*** Opening PROVIDED DATA ***
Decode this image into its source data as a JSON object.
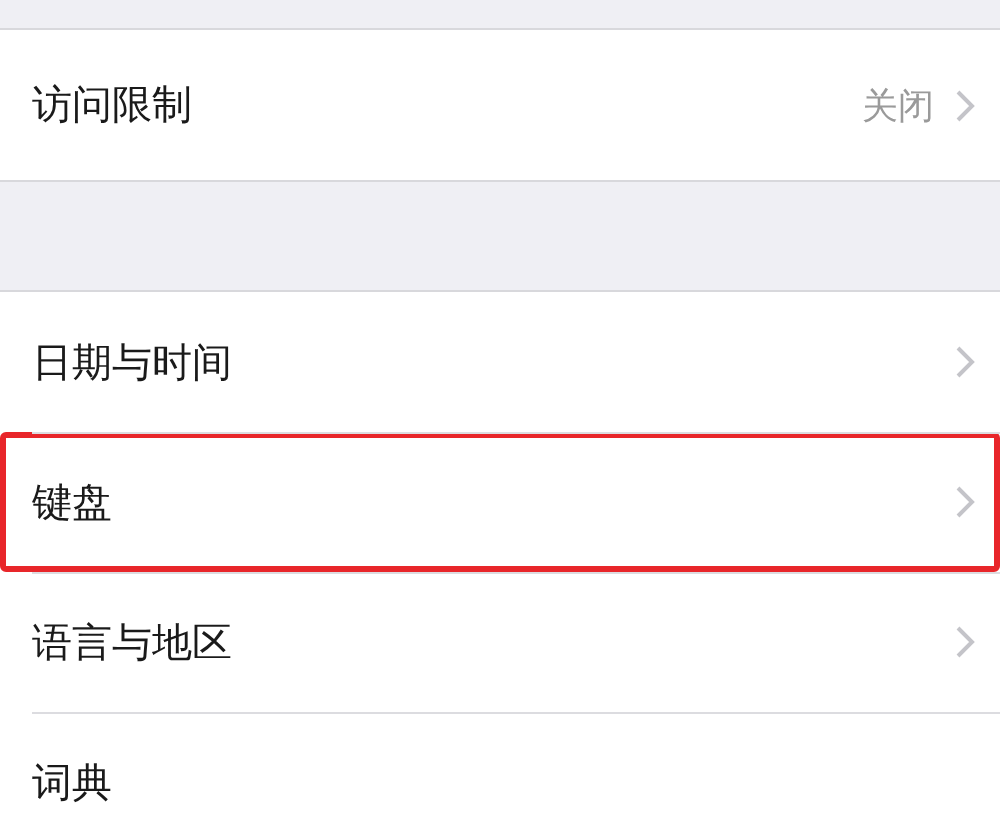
{
  "groups": [
    {
      "rows": [
        {
          "label": "访问限制",
          "value": "关闭",
          "chevron": true,
          "highlighted": false
        }
      ]
    },
    {
      "rows": [
        {
          "label": "日期与时间",
          "chevron": true,
          "highlighted": false
        },
        {
          "label": "键盘",
          "chevron": true,
          "highlighted": true
        },
        {
          "label": "语言与地区",
          "chevron": true,
          "highlighted": false
        },
        {
          "label": "词典",
          "chevron": false,
          "highlighted": false
        }
      ]
    }
  ]
}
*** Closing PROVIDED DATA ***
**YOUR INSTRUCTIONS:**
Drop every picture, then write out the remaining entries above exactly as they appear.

**SOLUTION FOR THIS TASK:**
Decode this image into its source data as a JSON object.
{
  "groups": [
    {
      "rows": [
        {
          "label": "访问限制",
          "value": "关闭",
          "chevron": true,
          "highlighted": false
        }
      ]
    },
    {
      "rows": [
        {
          "label": "日期与时间",
          "chevron": true,
          "highlighted": false
        },
        {
          "label": "键盘",
          "chevron": true,
          "highlighted": true
        },
        {
          "label": "语言与地区",
          "chevron": true,
          "highlighted": false
        },
        {
          "label": "词典",
          "chevron": false,
          "highlighted": false
        }
      ]
    }
  ]
}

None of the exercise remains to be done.